Challenging Negative Thoughts
Stop being so negative! Are these words familiar to you? Everyone has negative thoughts from time to time. Negative thinking is helpful when it protects us from dangerous situations or motivates us to complete tasks. However, when our negative thoughts become constant and unrealistic, they become what is known as a cognitive distortion. Cognitive distortions are sometimes called ‘thought errors’ and can quickly become a habit. Once you can identify automatic negative thoughts you can start to challenge them!
What are some common thinking errors?
All-or-Nothing Thinking: Sometimes referred to as black-and-white thinking, these thoughts conclude that a situation is either good or bad, with nothing in between. Imagine you are a star student expecting to receive a good grade on a paper you worked hard on. You receive your grade and see that your teacher gave you a C on the paper. A black-and-white thought might be “I did not receive an A on this paper, I’m such a failure.” Challenge this thought: Ask yourself is it that bad, or am I seeing things in black and white? How else can I think about this situation? What would my friend say about this situation?
Overgeneralizing: Overgeneralizing is very similar to exaggerating, it is assuming that something is true in all cases because it was true in one case. For example, imagine yourself presenting in front of your class. After the presentation, you are feeling a little uncomfortable, and you label yourself as being ‘awkward.’ An overgeneralization would be “I was so awkward during my presentation. I am always so awkward.” Challenge this thought: Ask yourself if you are overgeneralizing the situation. List both the facts of the situation as well as your interpretation to see the full picture.
Mind Reading: Have you ever passed someone at school or in a store and thought they were giving you a strange look? Maybe you assumed that they were judging you, or that they disliked you for a reason unknown to you. When you tell someone a joke, and they laugh, you may conclude that they found your joke funny. These are all examples of mind-reading. Mind-reading can be harmful when it always assumes the worst.

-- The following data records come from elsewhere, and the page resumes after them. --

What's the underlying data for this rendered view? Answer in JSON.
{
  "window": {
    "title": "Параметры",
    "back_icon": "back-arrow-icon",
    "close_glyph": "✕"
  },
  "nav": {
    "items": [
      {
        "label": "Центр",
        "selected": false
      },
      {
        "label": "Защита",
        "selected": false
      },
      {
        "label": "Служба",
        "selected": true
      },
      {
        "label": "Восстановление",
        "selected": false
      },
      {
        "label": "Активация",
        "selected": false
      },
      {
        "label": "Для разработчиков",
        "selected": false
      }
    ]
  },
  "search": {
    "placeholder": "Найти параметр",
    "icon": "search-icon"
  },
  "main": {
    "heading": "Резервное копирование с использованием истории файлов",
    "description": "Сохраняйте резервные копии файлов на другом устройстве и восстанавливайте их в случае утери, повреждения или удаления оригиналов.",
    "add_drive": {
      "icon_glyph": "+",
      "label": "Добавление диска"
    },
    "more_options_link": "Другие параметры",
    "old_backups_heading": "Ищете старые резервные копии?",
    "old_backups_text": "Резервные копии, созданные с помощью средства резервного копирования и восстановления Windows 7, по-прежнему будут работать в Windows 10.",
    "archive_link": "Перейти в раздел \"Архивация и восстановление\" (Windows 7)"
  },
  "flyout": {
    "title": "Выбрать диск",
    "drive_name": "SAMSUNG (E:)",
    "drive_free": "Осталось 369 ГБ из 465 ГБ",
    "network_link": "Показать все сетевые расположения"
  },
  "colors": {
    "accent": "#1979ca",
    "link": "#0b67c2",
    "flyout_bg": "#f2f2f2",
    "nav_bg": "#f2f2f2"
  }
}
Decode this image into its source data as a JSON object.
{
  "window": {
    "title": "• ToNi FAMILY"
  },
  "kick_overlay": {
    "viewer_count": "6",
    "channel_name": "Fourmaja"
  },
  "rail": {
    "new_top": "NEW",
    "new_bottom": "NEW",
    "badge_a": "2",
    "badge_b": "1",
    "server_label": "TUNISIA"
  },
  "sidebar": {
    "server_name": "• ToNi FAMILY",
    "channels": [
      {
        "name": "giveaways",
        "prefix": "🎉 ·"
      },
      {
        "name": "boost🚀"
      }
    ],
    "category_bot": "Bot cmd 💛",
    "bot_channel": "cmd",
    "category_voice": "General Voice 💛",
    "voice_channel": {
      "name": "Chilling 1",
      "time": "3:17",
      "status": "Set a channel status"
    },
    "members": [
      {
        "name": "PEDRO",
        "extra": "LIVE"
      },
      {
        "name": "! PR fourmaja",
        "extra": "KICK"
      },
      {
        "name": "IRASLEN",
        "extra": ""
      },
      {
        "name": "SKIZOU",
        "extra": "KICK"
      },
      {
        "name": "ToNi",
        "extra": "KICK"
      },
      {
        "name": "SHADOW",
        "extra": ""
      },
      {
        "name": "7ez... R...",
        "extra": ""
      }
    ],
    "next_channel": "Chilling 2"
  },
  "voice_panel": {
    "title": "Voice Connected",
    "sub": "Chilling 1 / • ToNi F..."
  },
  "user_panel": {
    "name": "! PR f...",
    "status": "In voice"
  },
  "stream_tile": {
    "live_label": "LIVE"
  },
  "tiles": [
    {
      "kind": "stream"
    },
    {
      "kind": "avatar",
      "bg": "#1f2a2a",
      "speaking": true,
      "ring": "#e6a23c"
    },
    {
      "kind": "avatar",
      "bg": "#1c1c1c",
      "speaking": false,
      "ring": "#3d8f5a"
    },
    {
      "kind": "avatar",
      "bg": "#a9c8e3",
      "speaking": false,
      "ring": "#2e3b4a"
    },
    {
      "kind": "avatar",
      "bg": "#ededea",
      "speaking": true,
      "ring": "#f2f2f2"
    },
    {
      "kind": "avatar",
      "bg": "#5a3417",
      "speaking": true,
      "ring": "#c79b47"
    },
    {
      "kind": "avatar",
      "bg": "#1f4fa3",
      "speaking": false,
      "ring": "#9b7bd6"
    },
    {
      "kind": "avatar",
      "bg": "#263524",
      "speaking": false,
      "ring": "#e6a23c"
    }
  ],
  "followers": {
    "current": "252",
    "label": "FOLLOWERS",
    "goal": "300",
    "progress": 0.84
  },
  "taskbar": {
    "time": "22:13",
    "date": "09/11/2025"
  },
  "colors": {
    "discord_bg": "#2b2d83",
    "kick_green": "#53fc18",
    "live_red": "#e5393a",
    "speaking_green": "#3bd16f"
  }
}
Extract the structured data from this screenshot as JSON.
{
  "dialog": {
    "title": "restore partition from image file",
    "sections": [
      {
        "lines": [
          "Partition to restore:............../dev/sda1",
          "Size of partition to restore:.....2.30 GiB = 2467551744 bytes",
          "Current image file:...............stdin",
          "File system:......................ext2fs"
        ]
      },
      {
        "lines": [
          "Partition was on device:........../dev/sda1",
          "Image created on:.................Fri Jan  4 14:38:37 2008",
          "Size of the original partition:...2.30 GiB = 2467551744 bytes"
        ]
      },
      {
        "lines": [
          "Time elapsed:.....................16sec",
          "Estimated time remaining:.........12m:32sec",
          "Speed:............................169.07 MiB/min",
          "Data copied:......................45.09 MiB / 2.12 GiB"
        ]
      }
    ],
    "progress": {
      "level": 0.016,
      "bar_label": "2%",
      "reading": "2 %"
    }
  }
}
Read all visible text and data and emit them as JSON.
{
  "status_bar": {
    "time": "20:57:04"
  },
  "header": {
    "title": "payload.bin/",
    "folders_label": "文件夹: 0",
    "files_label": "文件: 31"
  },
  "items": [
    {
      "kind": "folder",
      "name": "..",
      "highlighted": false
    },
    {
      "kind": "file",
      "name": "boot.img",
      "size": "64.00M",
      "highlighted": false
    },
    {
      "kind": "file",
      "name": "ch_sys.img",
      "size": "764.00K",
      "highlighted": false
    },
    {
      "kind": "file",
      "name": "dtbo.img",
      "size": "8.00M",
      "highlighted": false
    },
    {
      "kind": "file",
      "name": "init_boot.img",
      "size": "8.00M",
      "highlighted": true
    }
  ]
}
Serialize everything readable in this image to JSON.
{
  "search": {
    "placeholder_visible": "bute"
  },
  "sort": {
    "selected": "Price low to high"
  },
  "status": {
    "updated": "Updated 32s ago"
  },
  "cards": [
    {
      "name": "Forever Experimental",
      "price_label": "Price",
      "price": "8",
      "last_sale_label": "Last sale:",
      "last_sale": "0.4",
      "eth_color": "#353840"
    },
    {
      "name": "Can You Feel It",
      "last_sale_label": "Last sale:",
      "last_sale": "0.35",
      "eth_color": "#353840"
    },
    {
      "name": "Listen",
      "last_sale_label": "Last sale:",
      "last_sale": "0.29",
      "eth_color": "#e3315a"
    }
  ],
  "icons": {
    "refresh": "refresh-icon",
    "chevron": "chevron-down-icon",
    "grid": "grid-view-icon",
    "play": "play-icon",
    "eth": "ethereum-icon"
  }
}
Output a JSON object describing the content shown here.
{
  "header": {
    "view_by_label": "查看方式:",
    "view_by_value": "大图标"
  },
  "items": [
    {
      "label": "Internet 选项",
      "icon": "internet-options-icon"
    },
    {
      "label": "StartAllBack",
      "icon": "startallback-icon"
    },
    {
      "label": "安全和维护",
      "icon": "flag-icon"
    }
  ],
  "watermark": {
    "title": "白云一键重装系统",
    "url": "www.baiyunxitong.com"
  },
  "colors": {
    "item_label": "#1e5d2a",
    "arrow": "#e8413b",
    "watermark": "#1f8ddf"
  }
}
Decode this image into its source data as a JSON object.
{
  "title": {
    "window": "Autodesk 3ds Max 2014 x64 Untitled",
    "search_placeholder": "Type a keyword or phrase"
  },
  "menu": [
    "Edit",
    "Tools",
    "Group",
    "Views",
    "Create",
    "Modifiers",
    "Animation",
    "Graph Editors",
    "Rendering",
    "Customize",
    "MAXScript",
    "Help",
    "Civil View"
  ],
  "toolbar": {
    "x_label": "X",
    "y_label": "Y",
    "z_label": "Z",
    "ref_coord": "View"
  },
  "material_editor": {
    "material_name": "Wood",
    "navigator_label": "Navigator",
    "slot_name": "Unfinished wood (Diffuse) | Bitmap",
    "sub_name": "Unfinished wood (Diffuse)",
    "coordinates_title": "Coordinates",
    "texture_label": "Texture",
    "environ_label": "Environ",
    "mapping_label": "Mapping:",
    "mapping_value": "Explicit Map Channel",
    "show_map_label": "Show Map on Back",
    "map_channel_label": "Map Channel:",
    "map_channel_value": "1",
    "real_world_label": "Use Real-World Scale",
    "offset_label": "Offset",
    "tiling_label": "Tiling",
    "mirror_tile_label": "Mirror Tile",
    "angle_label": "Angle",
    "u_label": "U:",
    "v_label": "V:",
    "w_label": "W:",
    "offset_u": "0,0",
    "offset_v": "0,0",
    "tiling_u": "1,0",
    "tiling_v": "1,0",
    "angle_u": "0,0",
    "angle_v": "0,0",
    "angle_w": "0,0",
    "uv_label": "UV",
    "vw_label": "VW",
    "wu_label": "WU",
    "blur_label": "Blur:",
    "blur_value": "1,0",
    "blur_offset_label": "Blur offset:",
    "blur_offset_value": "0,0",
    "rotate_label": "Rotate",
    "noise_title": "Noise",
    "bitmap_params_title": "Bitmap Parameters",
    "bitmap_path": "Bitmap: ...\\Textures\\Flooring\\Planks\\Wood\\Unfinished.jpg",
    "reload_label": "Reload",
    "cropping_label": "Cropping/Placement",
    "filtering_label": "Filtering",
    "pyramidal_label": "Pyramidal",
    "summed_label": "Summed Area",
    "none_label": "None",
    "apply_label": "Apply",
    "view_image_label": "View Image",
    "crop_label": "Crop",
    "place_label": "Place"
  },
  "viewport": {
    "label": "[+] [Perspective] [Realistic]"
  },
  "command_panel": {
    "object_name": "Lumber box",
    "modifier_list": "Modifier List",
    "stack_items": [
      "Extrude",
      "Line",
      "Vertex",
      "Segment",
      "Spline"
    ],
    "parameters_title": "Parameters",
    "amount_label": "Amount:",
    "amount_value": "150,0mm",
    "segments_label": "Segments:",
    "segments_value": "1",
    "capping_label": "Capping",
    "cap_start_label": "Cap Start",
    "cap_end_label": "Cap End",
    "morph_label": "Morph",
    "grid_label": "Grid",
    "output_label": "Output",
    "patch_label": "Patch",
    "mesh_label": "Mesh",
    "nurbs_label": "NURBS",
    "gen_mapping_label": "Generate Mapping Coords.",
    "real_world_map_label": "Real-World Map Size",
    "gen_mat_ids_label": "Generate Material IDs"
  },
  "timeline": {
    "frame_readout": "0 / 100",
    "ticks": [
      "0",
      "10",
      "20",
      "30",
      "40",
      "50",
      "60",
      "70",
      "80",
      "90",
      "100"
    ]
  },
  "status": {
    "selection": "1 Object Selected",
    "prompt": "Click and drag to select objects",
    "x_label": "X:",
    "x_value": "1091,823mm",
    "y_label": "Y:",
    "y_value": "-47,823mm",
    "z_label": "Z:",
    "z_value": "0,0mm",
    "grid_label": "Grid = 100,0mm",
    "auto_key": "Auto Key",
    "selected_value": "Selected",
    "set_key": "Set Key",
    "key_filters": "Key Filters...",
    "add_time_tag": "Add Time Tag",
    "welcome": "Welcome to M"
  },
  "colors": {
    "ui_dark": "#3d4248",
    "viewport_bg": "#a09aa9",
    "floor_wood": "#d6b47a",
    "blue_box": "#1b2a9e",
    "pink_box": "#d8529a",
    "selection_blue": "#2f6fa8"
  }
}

Challenge this thought: Don’t assume you know what others are thinking. Instead ask yourself: how do I know what this person is thinking? Does assuming I know what they are thinking mean that I am right?
Catastrophizing: Sometimes called magnifying, this thinking error turns little problems into big problems. An example of catastrophizing: “My friend has not answered my text yet, I must have said something to upset them and now they no longer want to be my friend.” Challenge this thought: Try to state only the facts of what you are facing. Instead of the thought shared above, you could tell yourself “My friend has not answered my text message, but that does not mean they are upset with me. If they are upset with me, I can do my best to talk to them about the issue and repair the friendship.”
As you learn to challenge automatic thoughts, be patient with yourself. It is okay to say at one point in time mind-reading was a coping skill you used while interacting with an unpredictable person in your life. Or maybe you began catastrophizing after going through a traumatic event as a way to protect yourself from further harm. Remember that automatic negative thoughts don’t change overnight. It takes time and practice to create new thought patterns!
Do you find yourself falling into the trap of these thinking errors? How do you challenge your negative thoughts?